(Component data from apps and pages)
+ + + +
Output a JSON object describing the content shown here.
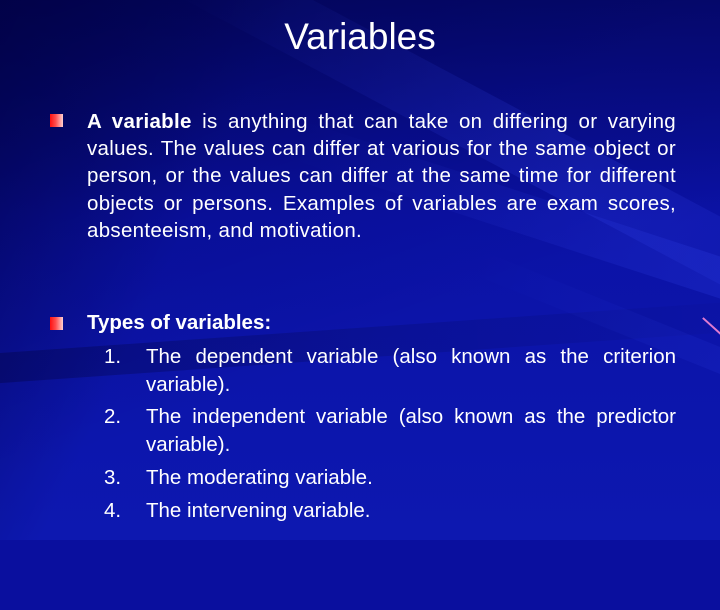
{
  "slide": {
    "title": "Variables",
    "bullets": [
      {
        "bold_lead": "A variable",
        "text": " is anything that can take on differing or varying values. The values can differ at various for the same object or person, or the values can differ at the same time for different objects or persons. Examples of variables are exam scores, absenteeism, and motivation."
      },
      {
        "heading": "Types of variables:",
        "items": [
          {
            "number": "1.",
            "text": "The dependent variable (also known as the criterion variable)."
          },
          {
            "number": "2.",
            "text": "The independent variable (also known as the predictor variable)."
          },
          {
            "number": "3.",
            "text": "The moderating variable."
          },
          {
            "number": "4.",
            "text": "The intervening variable."
          }
        ]
      }
    ]
  },
  "theme": {
    "background": "#0a0f9e",
    "text_color": "#ffffff",
    "bullet_color": "#ff1010",
    "accent_line": "#e07ad0"
  }
}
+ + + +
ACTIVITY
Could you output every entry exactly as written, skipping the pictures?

EXPECTED ANSWER
Output a JSON object describing the content shown here.
{
  "slide": {
    "title": "Variables",
    "bullets": [
      {
        "bold_lead": "A variable",
        "text": " is anything that can take on differing or varying values. The values can differ at various for the same object or person, or the values can differ at the same time for different objects or persons. Examples of variables are exam scores, absenteeism, and motivation."
      },
      {
        "heading": "Types of variables:",
        "items": [
          {
            "number": "1.",
            "text": "The dependent variable (also known as the criterion variable)."
          },
          {
            "number": "2.",
            "text": "The independent variable (also known as the predictor variable)."
          },
          {
            "number": "3.",
            "text": "The moderating variable."
          },
          {
            "number": "4.",
            "text": "The intervening variable."
          }
        ]
      }
    ]
  },
  "theme": {
    "background": "#0a0f9e",
    "text_color": "#ffffff",
    "bullet_color": "#ff1010",
    "accent_line": "#e07ad0"
  }
}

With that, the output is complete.